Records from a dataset

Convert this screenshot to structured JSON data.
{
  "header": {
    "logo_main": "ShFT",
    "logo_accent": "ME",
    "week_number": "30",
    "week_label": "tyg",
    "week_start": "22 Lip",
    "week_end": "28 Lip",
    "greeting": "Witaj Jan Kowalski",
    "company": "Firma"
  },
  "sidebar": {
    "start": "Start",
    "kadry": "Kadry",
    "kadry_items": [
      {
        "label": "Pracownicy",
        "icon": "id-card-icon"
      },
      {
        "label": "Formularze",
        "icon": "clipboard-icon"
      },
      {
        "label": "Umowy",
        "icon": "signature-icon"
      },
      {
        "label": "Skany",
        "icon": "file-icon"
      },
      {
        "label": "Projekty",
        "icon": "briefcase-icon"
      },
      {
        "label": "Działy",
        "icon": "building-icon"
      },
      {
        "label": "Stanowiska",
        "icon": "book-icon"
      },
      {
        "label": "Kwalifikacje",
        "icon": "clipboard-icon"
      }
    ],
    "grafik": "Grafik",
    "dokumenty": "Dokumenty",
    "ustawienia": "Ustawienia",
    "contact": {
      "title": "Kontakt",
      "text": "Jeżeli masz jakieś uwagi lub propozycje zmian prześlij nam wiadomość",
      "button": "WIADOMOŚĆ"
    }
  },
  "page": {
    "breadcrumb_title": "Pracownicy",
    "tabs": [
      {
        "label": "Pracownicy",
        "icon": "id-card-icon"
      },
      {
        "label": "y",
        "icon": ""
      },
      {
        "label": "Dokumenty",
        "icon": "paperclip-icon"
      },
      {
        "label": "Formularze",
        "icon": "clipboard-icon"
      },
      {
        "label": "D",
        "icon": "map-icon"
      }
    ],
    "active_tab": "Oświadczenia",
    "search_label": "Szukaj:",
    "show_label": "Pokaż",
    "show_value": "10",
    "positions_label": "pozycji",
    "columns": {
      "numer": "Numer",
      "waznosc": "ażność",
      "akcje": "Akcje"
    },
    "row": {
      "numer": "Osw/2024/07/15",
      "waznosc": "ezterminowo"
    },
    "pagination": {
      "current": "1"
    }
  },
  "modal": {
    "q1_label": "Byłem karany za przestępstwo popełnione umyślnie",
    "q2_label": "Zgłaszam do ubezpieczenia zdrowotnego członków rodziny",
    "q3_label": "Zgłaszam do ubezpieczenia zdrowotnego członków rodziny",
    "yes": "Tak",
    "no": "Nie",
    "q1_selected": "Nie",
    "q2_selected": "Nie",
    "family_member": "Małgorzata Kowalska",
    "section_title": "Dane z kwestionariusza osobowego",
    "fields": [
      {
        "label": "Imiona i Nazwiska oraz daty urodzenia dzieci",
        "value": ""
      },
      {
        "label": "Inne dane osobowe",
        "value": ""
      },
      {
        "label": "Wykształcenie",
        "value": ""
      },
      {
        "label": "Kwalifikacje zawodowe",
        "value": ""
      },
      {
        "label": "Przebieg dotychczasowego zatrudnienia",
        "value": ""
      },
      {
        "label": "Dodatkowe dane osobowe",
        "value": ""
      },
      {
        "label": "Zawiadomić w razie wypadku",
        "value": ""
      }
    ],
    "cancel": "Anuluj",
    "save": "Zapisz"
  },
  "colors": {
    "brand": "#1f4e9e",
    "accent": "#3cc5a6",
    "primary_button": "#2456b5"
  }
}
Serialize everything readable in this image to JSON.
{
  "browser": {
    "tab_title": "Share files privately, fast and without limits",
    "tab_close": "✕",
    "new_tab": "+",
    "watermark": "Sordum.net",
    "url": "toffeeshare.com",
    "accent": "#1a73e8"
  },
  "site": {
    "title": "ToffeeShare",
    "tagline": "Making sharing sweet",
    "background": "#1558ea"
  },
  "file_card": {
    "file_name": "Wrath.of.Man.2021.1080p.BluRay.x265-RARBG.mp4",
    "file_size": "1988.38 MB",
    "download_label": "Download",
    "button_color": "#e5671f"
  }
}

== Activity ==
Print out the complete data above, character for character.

== Exercise result ==
Convert this screenshot to structured JSON data.
{
  "header": {
    "logo_main": "ShFT",
    "logo_accent": "ME",
    "week_number": "30",
    "week_label": "tyg",
    "week_start": "22 Lip",
    "week_end": "28 Lip",
    "greeting": "Witaj Jan Kowalski",
    "company": "Firma"
  },
  "sidebar": {
    "start": "Start",
    "kadry": "Kadry",
    "kadry_items": [
      {
        "label": "Pracownicy",
        "icon": "id-card-icon"
      },
      {
        "label": "Formularze",
        "icon": "clipboard-icon"
      },
      {
        "label": "Umowy",
        "icon": "signature-icon"
      },
      {
        "label": "Skany",
        "icon": "file-icon"
      },
      {
        "label": "Projekty",
        "icon": "briefcase-icon"
      },
      {
        "label": "Działy",
        "icon": "building-icon"
      },
      {
        "label": "Stanowiska",
        "icon": "book-icon"
      },
      {
        "label": "Kwalifikacje",
        "icon": "clipboard-icon"
      }
    ],
    "grafik": "Grafik",
    "dokumenty": "Dokumenty",
    "ustawienia": "Ustawienia",
    "contact": {
      "title": "Kontakt",
      "text": "Jeżeli masz jakieś uwagi lub propozycje zmian prześlij nam wiadomość",
      "button": "WIADOMOŚĆ"
    }
  },
  "page": {
    "breadcrumb_title": "Pracownicy",
    "tabs": [
      {
        "label": "Pracownicy",
        "icon": "id-card-icon"
      },
      {
        "label": "y",
        "icon": ""
      },
      {
        "label": "Dokumenty",
        "icon": "paperclip-icon"
      },
      {
        "label": "Formularze",
        "icon": "clipboard-icon"
      },
      {
        "label": "D",
        "icon": "map-icon"
      }
    ],
    "active_tab": "Oświadczenia",
    "search_label": "Szukaj:",
    "show_label": "Pokaż",
    "show_value": "10",
    "positions_label": "pozycji",
    "columns": {
      "numer": "Numer",
      "waznosc": "ażność",
      "akcje": "Akcje"
    },
    "row": {
      "numer": "Osw/2024/07/15",
      "waznosc": "ezterminowo"
    },
    "pagination": {
      "current": "1"
    }
  },
  "modal": {
    "q1_label": "Byłem karany za przestępstwo popełnione umyślnie",
    "q2_label": "Zgłaszam do ubezpieczenia zdrowotnego członków rodziny",
    "q3_label": "Zgłaszam do ubezpieczenia zdrowotnego członków rodziny",
    "yes": "Tak",
    "no": "Nie",
    "q1_selected": "Nie",
    "q2_selected": "Nie",
    "family_member": "Małgorzata Kowalska",
    "section_title": "Dane z kwestionariusza osobowego",
    "fields": [
      {
        "label": "Imiona i Nazwiska oraz daty urodzenia dzieci",
        "value": ""
      },
      {
        "label": "Inne dane osobowe",
        "value": ""
      },
      {
        "label": "Wykształcenie",
        "value": ""
      },
      {
        "label": "Kwalifikacje zawodowe",
        "value": ""
      },
      {
        "label": "Przebieg dotychczasowego zatrudnienia",
        "value": ""
      },
      {
        "label": "Dodatkowe dane osobowe",
        "value": ""
      },
      {
        "label": "Zawiadomić w razie wypadku",
        "value": ""
      }
    ],
    "cancel": "Anuluj",
    "save": "Zapisz"
  },
  "colors": {
    "brand": "#1f4e9e",
    "accent": "#3cc5a6",
    "primary_button": "#2456b5"
  }
}
Serialize everything readable in this image to JSON.
{
  "browser": {
    "tab_title": "Share files privately, fast and without limits",
    "tab_close": "✕",
    "new_tab": "+",
    "watermark": "Sordum.net",
    "url": "toffeeshare.com",
    "accent": "#1a73e8"
  },
  "site": {
    "title": "ToffeeShare",
    "tagline": "Making sharing sweet",
    "background": "#1558ea"
  },
  "file_card": {
    "file_name": "Wrath.of.Man.2021.1080p.BluRay.x265-RARBG.mp4",
    "file_size": "1988.38 MB",
    "download_label": "Download",
    "button_color": "#e5671f"
  }
}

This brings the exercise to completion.